The option of sending in relief supplies by air may well face logistical objections. Ships and heavy-lift equipment must be in position, with air cover to ensure the safety of the operation from possible retaliation by the Burmese. There must be some sense of order on the ground to ensure that drops are other than random, though at some point a starving and dying population would presumably welcome any help rather than none.
It may be the case that diplomatic pressure on the regime might soon force it to reverse its negligence - though at present this is unlikely. Indeed the west's policy of merely hurling abuse at it looks counter-productive. A regime that turns away the Red Cross, will not take calls from the UN or even listen to its friendly super-power China seems immune to pressure.
There is no justification under the UN charter for intervening to topple the Burmese military regime. That task would rightly be opposed by other powers in the region and must one day be performed by the Burmese themselves. But aid drops over the Irrawaddy delta are nothing to do with that case. The outside world has waited a week, and protested to no effect.
Either way some enforced intervention must surely be planned. The British aid minister, Douglas Alexander, said last week it would be "incendiary". He did not explain why a "dump-and-run" of emergency supplies in the delta would be incendiary - compared, for instance, to his antics in Afghanistan.
He cannot hold to the thesis that Burma is not ripe for "liberal intervention" because the loss of life is the result of a natural disaster rather than political or military oppression.
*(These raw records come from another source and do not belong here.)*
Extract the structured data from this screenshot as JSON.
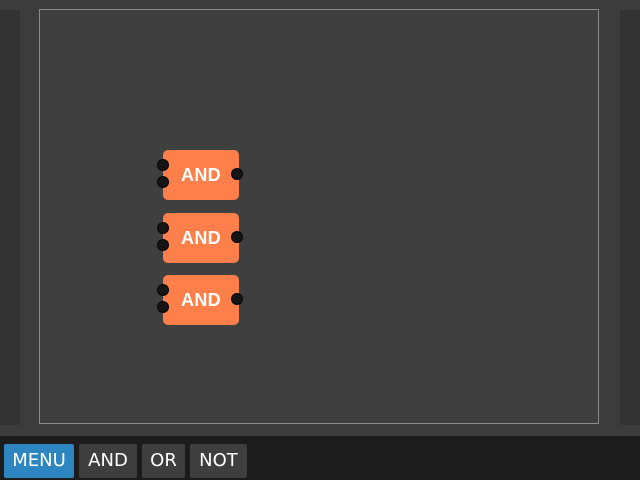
{
  "canvas": {
    "gates": [
      {
        "label": "AND"
      },
      {
        "label": "AND"
      },
      {
        "label": "AND"
      }
    ]
  },
  "toolbar": {
    "menu_label": "MENU",
    "and_label": "AND",
    "or_label": "OR",
    "not_label": "NOT"
  },
  "colors": {
    "gate": "#ff7f4a",
    "menu_accent": "#2e86c1",
    "background": "#3c3c3c",
    "toolbar": "#1c1c1c"
  }
}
What is this fine distinction between a massacre and what the military are now inflicting on the Burmese people? A corpse is a corpse.
This catastrophe is not past but ongoing. A western world adept at intervening elsewhere on a humanitarian pretext is suddenly inert. Why? I suspect the reason is that it has too much intervention on its plate already. The Burmese must die because we are too busy pretending to save Afghans and Iraqis. To such cynicism has liberal intervention sunk.